-- Provided records --

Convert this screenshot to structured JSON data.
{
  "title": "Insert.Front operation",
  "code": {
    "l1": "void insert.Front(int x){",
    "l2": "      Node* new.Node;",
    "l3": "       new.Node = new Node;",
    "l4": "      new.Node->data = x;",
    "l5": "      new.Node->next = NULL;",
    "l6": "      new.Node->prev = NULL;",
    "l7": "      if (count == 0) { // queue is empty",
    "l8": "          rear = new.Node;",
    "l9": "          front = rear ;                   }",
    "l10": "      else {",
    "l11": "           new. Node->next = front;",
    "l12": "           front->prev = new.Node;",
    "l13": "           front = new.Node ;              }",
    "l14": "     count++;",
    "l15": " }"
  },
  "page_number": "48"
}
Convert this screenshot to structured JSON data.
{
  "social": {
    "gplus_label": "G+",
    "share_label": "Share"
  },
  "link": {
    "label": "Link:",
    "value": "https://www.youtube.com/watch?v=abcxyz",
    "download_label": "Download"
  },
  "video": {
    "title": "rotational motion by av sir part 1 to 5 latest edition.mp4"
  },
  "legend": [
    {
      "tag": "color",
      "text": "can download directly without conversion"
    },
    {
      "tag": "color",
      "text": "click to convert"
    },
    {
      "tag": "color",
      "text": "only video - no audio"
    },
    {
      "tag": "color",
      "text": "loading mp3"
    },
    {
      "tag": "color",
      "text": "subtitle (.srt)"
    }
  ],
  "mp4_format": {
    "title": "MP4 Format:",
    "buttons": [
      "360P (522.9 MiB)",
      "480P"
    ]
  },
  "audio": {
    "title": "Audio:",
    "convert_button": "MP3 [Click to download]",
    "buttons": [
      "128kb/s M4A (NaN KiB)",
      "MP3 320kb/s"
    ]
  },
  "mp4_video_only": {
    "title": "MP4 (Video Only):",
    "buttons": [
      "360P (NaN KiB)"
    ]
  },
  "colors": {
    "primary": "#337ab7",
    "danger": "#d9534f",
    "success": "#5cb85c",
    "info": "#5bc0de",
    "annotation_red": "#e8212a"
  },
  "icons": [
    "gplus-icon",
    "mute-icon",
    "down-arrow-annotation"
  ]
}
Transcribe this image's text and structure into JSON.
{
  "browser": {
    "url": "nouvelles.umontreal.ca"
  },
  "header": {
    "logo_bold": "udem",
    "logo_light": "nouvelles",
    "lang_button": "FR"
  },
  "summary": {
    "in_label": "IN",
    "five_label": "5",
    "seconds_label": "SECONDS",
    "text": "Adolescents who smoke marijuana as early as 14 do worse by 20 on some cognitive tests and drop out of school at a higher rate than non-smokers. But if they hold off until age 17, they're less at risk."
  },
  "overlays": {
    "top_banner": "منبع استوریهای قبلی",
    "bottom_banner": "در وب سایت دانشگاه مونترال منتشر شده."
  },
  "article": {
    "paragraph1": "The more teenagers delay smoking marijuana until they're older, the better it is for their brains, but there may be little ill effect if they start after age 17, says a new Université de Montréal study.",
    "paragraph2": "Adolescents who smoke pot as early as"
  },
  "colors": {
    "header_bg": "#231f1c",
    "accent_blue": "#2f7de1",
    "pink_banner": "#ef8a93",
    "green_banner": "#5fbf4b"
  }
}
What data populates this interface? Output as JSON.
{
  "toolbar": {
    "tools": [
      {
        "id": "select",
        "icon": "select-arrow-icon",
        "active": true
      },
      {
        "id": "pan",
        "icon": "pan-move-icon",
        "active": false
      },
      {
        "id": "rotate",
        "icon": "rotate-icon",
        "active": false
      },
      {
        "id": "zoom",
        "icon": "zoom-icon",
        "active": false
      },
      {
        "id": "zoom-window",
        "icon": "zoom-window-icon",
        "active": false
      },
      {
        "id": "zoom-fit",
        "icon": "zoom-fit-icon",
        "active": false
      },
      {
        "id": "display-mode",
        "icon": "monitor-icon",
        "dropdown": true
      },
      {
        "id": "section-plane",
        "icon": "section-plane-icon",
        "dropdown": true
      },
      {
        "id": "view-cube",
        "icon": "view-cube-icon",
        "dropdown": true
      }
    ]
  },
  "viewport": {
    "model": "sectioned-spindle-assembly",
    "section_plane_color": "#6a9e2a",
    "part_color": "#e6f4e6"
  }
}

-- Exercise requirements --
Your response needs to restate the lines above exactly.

-- Answer to this task --
Convert this screenshot to structured JSON data.
{
  "title": "Insert.Front operation",
  "code": {
    "l1": "void insert.Front(int x){",
    "l2": "      Node* new.Node;",
    "l3": "       new.Node = new Node;",
    "l4": "      new.Node->data = x;",
    "l5": "      new.Node->next = NULL;",
    "l6": "      new.Node->prev = NULL;",
    "l7": "      if (count == 0) { // queue is empty",
    "l8": "          rear = new.Node;",
    "l9": "          front = rear ;                   }",
    "l10": "      else {",
    "l11": "           new. Node->next = front;",
    "l12": "           front->prev = new.Node;",
    "l13": "           front = new.Node ;              }",
    "l14": "     count++;",
    "l15": " }"
  },
  "page_number": "48"
}
Convert this screenshot to structured JSON data.
{
  "social": {
    "gplus_label": "G+",
    "share_label": "Share"
  },
  "link": {
    "label": "Link:",
    "value": "https://www.youtube.com/watch?v=abcxyz",
    "download_label": "Download"
  },
  "video": {
    "title": "rotational motion by av sir part 1 to 5 latest edition.mp4"
  },
  "legend": [
    {
      "tag": "color",
      "text": "can download directly without conversion"
    },
    {
      "tag": "color",
      "text": "click to convert"
    },
    {
      "tag": "color",
      "text": "only video - no audio"
    },
    {
      "tag": "color",
      "text": "loading mp3"
    },
    {
      "tag": "color",
      "text": "subtitle (.srt)"
    }
  ],
  "mp4_format": {
    "title": "MP4 Format:",
    "buttons": [
      "360P (522.9 MiB)",
      "480P"
    ]
  },
  "audio": {
    "title": "Audio:",
    "convert_button": "MP3 [Click to download]",
    "buttons": [
      "128kb/s M4A (NaN KiB)",
      "MP3 320kb/s"
    ]
  },
  "mp4_video_only": {
    "title": "MP4 (Video Only):",
    "buttons": [
      "360P (NaN KiB)"
    ]
  },
  "colors": {
    "primary": "#337ab7",
    "danger": "#d9534f",
    "success": "#5cb85c",
    "info": "#5bc0de",
    "annotation_red": "#e8212a"
  },
  "icons": [
    "gplus-icon",
    "mute-icon",
    "down-arrow-annotation"
  ]
}
Transcribe this image's text and structure into JSON.
{
  "browser": {
    "url": "nouvelles.umontreal.ca"
  },
  "header": {
    "logo_bold": "udem",
    "logo_light": "nouvelles",
    "lang_button": "FR"
  },
  "summary": {
    "in_label": "IN",
    "five_label": "5",
    "seconds_label": "SECONDS",
    "text": "Adolescents who smoke marijuana as early as 14 do worse by 20 on some cognitive tests and drop out of school at a higher rate than non-smokers. But if they hold off until age 17, they're less at risk."
  },
  "overlays": {
    "top_banner": "منبع استوریهای قبلی",
    "bottom_banner": "در وب سایت دانشگاه مونترال منتشر شده."
  },
  "article": {
    "paragraph1": "The more teenagers delay smoking marijuana until they're older, the better it is for their brains, but there may be little ill effect if they start after age 17, says a new Université de Montréal study.",
    "paragraph2": "Adolescents who smoke pot as early as"
  },
  "colors": {
    "header_bg": "#231f1c",
    "accent_blue": "#2f7de1",
    "pink_banner": "#ef8a93",
    "green_banner": "#5fbf4b"
  }
}
What data populates this interface? Output as JSON.
{
  "toolbar": {
    "tools": [
      {
        "id": "select",
        "icon": "select-arrow-icon",
        "active": true
      },
      {
        "id": "pan",
        "icon": "pan-move-icon",
        "active": false
      },
      {
        "id": "rotate",
        "icon": "rotate-icon",
        "active": false
      },
      {
        "id": "zoom",
        "icon": "zoom-icon",
        "active": false
      },
      {
        "id": "zoom-window",
        "icon": "zoom-window-icon",
        "active": false
      },
      {
        "id": "zoom-fit",
        "icon": "zoom-fit-icon",
        "active": false
      },
      {
        "id": "display-mode",
        "icon": "monitor-icon",
        "dropdown": true
      },
      {
        "id": "section-plane",
        "icon": "section-plane-icon",
        "dropdown": true
      },
      {
        "id": "view-cube",
        "icon": "view-cube-icon",
        "dropdown": true
      }
    ]
  },
  "viewport": {
    "model": "sectioned-spindle-assembly",
    "section_plane_color": "#6a9e2a",
    "part_color": "#e6f4e6"
  }
}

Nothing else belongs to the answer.